By the late 1920’s and 1930’s, retail jewelers around the world were introducing necklaces of these well-matched rounded beads to their clients, representing them as having greater beauty than the natural pearl strands which had been the staple of their businesses for centuries. The public caught on, and demand for cultured pearl necklaces and pearl jewelry increased and has remained strong ever since.

Categories of Cultured Pearls (A Partial List):

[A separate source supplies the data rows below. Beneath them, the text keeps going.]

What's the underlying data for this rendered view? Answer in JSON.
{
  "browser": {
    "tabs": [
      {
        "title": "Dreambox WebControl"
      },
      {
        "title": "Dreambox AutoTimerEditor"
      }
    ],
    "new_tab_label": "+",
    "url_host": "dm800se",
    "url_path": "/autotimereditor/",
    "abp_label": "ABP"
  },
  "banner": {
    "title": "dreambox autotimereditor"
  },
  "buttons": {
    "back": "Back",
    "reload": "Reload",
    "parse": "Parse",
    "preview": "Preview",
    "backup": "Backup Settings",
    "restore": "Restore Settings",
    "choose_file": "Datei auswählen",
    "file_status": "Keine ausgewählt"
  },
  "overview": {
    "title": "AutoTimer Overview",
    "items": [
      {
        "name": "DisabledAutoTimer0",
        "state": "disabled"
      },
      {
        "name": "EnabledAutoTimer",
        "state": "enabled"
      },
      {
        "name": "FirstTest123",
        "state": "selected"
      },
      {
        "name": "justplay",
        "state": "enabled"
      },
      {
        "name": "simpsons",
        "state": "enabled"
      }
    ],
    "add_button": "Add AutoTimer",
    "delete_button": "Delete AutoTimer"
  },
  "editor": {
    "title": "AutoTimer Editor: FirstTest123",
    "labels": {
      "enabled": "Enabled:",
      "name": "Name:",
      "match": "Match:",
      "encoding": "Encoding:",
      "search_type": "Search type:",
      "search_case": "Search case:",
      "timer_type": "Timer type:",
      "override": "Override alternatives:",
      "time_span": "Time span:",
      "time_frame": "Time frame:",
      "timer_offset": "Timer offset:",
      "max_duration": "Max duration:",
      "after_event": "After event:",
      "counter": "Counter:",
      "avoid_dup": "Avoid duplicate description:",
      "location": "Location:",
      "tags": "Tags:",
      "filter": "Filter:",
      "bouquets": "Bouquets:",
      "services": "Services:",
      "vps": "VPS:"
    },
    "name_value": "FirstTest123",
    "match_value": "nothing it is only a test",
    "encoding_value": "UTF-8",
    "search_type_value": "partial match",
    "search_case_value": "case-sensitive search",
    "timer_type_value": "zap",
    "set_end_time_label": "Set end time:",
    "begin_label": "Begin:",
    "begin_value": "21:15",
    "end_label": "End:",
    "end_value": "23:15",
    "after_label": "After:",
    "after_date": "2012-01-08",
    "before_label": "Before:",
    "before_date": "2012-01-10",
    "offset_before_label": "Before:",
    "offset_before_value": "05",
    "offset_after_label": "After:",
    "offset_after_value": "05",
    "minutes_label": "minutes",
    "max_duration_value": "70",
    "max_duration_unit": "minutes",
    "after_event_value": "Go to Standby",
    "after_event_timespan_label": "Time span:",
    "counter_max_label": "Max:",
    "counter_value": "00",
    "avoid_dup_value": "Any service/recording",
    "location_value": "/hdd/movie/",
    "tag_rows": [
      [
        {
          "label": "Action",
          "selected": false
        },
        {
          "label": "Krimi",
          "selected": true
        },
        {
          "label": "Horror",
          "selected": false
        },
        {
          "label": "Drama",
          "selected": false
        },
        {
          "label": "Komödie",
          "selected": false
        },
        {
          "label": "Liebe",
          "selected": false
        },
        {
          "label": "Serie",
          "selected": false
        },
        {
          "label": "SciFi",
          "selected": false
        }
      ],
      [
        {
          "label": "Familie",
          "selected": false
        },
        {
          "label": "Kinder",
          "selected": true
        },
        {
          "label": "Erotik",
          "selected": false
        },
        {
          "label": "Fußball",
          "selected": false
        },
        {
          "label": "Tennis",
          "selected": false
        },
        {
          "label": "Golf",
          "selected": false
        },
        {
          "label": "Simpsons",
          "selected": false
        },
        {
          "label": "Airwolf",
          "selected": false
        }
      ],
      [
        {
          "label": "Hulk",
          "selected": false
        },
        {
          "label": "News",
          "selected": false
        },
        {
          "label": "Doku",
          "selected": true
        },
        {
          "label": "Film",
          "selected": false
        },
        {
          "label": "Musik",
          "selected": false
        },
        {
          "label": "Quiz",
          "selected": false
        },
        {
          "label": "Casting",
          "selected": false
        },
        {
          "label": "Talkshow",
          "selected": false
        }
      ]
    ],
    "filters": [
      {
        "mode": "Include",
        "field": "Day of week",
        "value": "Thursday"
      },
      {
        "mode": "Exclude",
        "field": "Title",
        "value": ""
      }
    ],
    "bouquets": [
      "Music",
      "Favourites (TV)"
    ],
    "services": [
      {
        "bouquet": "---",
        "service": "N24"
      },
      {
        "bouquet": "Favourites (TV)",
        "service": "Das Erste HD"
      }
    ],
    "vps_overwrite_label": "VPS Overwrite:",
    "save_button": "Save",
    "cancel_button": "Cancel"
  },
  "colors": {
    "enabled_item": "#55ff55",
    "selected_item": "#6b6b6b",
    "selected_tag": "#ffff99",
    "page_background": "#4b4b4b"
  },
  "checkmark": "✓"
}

  • Classic Japanese Akoya cultured pearls represent the core of the industry. Fine quality examples of these pearls are also cultured by several companies in Tennessee. Chinese pearl farmers also use the Akoya mollusk but have not yet mastered the production of fine quality necklaces to match those from Japan.
  • Lake Biwa Japan freshwater cultured pearls: generally small beads of different shapes and colors sold primarily in fashion jewelry pieces.
  • South Sea cultured pearls: larger pearls of different shapes and colors from Myanmar, Indonesia, Australia and the Philippines. Generally speaking, pearls from Myanmar and Australia are white or silver white while pearls from Indonesia and the Philippines are golden.
  • Tahitian cultured pearls: medium size to larger pearls, with gray to black body color, sometimes with beautiful rose and celadon overtone colors.
  • Chinese freshwater cultured pearls: The best of these pearls are almost round, but they lack the combination of luster and color that is so important to the beauty of the classic Japanese pearl necklaces from the akoya mollusk. China has been tremendously successful in their production of freshwater cultured pearls of different shapes, and most of these necklaces are very inexpensive.
  • Blister “mabe” cultured pearls: these are “half” pearls cultured on the lid of the mollusk which are typically used to make large and fairly inexpensive earrings, rings and necklaces.



  • Recent Tweets